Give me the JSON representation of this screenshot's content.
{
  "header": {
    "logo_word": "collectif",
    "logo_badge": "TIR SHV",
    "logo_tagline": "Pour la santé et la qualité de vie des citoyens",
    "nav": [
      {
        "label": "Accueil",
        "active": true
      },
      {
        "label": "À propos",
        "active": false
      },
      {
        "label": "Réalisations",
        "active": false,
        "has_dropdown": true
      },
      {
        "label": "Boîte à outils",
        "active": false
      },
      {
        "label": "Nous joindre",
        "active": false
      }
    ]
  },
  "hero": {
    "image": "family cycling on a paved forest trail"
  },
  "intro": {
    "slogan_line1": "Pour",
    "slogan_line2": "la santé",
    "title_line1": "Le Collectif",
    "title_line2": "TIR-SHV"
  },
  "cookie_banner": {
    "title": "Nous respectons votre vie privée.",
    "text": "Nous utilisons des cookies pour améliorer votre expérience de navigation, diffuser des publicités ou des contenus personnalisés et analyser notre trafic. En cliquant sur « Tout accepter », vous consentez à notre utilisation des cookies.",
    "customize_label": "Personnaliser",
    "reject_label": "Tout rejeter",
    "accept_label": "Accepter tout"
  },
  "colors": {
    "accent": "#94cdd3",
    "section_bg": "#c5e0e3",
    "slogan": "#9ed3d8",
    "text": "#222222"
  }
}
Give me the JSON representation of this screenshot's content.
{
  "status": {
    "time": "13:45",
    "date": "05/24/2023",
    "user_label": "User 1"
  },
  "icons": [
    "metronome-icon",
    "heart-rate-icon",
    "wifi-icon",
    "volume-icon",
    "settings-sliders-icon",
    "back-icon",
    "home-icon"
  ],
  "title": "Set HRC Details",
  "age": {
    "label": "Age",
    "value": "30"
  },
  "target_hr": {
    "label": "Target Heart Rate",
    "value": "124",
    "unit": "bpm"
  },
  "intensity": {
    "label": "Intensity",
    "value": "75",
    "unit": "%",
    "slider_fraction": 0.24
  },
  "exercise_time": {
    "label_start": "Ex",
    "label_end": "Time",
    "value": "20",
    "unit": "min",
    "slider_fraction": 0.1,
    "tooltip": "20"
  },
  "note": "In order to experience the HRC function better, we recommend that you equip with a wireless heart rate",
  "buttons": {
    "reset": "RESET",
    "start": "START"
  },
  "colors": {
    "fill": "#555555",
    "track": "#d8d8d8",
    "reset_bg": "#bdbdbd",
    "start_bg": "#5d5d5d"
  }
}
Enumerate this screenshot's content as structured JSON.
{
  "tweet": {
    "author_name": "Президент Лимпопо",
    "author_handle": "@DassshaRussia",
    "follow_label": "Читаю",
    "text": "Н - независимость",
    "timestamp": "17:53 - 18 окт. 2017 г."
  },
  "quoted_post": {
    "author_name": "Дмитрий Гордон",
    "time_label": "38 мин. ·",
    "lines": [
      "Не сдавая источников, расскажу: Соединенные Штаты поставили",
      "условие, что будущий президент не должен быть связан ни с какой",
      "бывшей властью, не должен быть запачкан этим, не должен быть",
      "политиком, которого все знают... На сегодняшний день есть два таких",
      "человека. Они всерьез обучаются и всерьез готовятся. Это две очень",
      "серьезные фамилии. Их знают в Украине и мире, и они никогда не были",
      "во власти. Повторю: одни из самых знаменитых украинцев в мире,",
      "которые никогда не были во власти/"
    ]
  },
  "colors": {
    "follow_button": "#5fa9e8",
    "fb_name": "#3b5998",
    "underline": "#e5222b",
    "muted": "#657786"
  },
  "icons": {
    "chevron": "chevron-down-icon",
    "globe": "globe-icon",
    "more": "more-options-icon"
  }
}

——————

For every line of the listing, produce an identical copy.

SOLUTION FOR THIS PROBLEM ▸
Give me the JSON representation of this screenshot's content.
{
  "header": {
    "logo_word": "collectif",
    "logo_badge": "TIR SHV",
    "logo_tagline": "Pour la santé et la qualité de vie des citoyens",
    "nav": [
      {
        "label": "Accueil",
        "active": true
      },
      {
        "label": "À propos",
        "active": false
      },
      {
        "label": "Réalisations",
        "active": false,
        "has_dropdown": true
      },
      {
        "label": "Boîte à outils",
        "active": false
      },
      {
        "label": "Nous joindre",
        "active": false
      }
    ]
  },
  "hero": {
    "image": "family cycling on a paved forest trail"
  },
  "intro": {
    "slogan_line1": "Pour",
    "slogan_line2": "la santé",
    "title_line1": "Le Collectif",
    "title_line2": "TIR-SHV"
  },
  "cookie_banner": {
    "title": "Nous respectons votre vie privée.",
    "text": "Nous utilisons des cookies pour améliorer votre expérience de navigation, diffuser des publicités ou des contenus personnalisés et analyser notre trafic. En cliquant sur « Tout accepter », vous consentez à notre utilisation des cookies.",
    "customize_label": "Personnaliser",
    "reject_label": "Tout rejeter",
    "accept_label": "Accepter tout"
  },
  "colors": {
    "accent": "#94cdd3",
    "section_bg": "#c5e0e3",
    "slogan": "#9ed3d8",
    "text": "#222222"
  }
}
Give me the JSON representation of this screenshot's content.
{
  "status": {
    "time": "13:45",
    "date": "05/24/2023",
    "user_label": "User 1"
  },
  "icons": [
    "metronome-icon",
    "heart-rate-icon",
    "wifi-icon",
    "volume-icon",
    "settings-sliders-icon",
    "back-icon",
    "home-icon"
  ],
  "title": "Set HRC Details",
  "age": {
    "label": "Age",
    "value": "30"
  },
  "target_hr": {
    "label": "Target Heart Rate",
    "value": "124",
    "unit": "bpm"
  },
  "intensity": {
    "label": "Intensity",
    "value": "75",
    "unit": "%",
    "slider_fraction": 0.24
  },
  "exercise_time": {
    "label_start": "Ex",
    "label_end": "Time",
    "value": "20",
    "unit": "min",
    "slider_fraction": 0.1,
    "tooltip": "20"
  },
  "note": "In order to experience the HRC function better, we recommend that you equip with a wireless heart rate",
  "buttons": {
    "reset": "RESET",
    "start": "START"
  },
  "colors": {
    "fill": "#555555",
    "track": "#d8d8d8",
    "reset_bg": "#bdbdbd",
    "start_bg": "#5d5d5d"
  }
}
Enumerate this screenshot's content as structured JSON.
{
  "tweet": {
    "author_name": "Президент Лимпопо",
    "author_handle": "@DassshaRussia",
    "follow_label": "Читаю",
    "text": "Н - независимость",
    "timestamp": "17:53 - 18 окт. 2017 г."
  },
  "quoted_post": {
    "author_name": "Дмитрий Гордон",
    "time_label": "38 мин. ·",
    "lines": [
      "Не сдавая источников, расскажу: Соединенные Штаты поставили",
      "условие, что будущий президент не должен быть связан ни с какой",
      "бывшей властью, не должен быть запачкан этим, не должен быть",
      "политиком, которого все знают... На сегодняшний день есть два таких",
      "человека. Они всерьез обучаются и всерьез готовятся. Это две очень",
      "серьезные фамилии. Их знают в Украине и мире, и они никогда не были",
      "во власти. Повторю: одни из самых знаменитых украинцев в мире,",
      "которые никогда не были во власти/"
    ]
  },
  "colors": {
    "follow_button": "#5fa9e8",
    "fb_name": "#3b5998",
    "underline": "#e5222b",
    "muted": "#657786"
  },
  "icons": {
    "chevron": "chevron-down-icon",
    "globe": "globe-icon",
    "more": "more-options-icon"
  }
}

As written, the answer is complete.